STORED DATA
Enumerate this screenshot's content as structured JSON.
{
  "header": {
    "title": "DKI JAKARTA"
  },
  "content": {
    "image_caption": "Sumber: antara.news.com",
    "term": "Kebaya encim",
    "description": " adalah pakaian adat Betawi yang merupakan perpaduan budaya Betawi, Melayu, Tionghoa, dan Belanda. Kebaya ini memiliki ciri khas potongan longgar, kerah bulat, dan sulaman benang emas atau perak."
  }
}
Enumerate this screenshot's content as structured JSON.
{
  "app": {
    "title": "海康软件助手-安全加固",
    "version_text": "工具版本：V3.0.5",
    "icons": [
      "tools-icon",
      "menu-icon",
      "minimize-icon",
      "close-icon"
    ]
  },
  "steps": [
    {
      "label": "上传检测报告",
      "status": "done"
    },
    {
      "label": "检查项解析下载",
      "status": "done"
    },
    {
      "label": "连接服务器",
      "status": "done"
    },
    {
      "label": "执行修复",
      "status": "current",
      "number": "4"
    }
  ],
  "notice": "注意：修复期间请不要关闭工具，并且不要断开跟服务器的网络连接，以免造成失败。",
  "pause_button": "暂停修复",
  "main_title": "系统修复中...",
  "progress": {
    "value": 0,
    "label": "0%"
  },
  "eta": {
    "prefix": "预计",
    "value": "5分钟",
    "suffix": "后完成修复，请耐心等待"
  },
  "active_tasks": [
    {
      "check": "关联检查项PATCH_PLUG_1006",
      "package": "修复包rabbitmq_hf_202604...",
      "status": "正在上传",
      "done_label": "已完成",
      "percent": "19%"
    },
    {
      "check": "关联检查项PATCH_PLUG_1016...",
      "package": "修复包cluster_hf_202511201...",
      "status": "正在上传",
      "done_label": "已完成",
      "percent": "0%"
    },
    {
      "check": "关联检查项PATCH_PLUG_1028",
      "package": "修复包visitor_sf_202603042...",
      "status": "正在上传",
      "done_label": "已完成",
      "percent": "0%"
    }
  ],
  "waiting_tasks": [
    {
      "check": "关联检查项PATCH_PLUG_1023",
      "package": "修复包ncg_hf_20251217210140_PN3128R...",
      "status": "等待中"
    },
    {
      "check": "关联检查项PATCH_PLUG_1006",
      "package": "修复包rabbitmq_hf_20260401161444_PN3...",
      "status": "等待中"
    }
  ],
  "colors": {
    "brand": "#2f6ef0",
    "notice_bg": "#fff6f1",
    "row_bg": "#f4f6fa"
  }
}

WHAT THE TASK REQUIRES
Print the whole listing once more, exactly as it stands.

SOLUTION BELOW
Enumerate this screenshot's content as structured JSON.
{
  "header": {
    "title": "DKI JAKARTA"
  },
  "content": {
    "image_caption": "Sumber: antara.news.com",
    "term": "Kebaya encim",
    "description": " adalah pakaian adat Betawi yang merupakan perpaduan budaya Betawi, Melayu, Tionghoa, dan Belanda. Kebaya ini memiliki ciri khas potongan longgar, kerah bulat, dan sulaman benang emas atau perak."
  }
}
Enumerate this screenshot's content as structured JSON.
{
  "app": {
    "title": "海康软件助手-安全加固",
    "version_text": "工具版本：V3.0.5",
    "icons": [
      "tools-icon",
      "menu-icon",
      "minimize-icon",
      "close-icon"
    ]
  },
  "steps": [
    {
      "label": "上传检测报告",
      "status": "done"
    },
    {
      "label": "检查项解析下载",
      "status": "done"
    },
    {
      "label": "连接服务器",
      "status": "done"
    },
    {
      "label": "执行修复",
      "status": "current",
      "number": "4"
    }
  ],
  "notice": "注意：修复期间请不要关闭工具，并且不要断开跟服务器的网络连接，以免造成失败。",
  "pause_button": "暂停修复",
  "main_title": "系统修复中...",
  "progress": {
    "value": 0,
    "label": "0%"
  },
  "eta": {
    "prefix": "预计",
    "value": "5分钟",
    "suffix": "后完成修复，请耐心等待"
  },
  "active_tasks": [
    {
      "check": "关联检查项PATCH_PLUG_1006",
      "package": "修复包rabbitmq_hf_202604...",
      "status": "正在上传",
      "done_label": "已完成",
      "percent": "19%"
    },
    {
      "check": "关联检查项PATCH_PLUG_1016...",
      "package": "修复包cluster_hf_202511201...",
      "status": "正在上传",
      "done_label": "已完成",
      "percent": "0%"
    },
    {
      "check": "关联检查项PATCH_PLUG_1028",
      "package": "修复包visitor_sf_202603042...",
      "status": "正在上传",
      "done_label": "已完成",
      "percent": "0%"
    }
  ],
  "waiting_tasks": [
    {
      "check": "关联检查项PATCH_PLUG_1023",
      "package": "修复包ncg_hf_20251217210140_PN3128R...",
      "status": "等待中"
    },
    {
      "check": "关联检查项PATCH_PLUG_1006",
      "package": "修复包rabbitmq_hf_20260401161444_PN3...",
      "status": "等待中"
    }
  ],
  "colors": {
    "brand": "#2f6ef0",
    "notice_bg": "#fff6f1",
    "row_bg": "#f4f6fa"
  }
}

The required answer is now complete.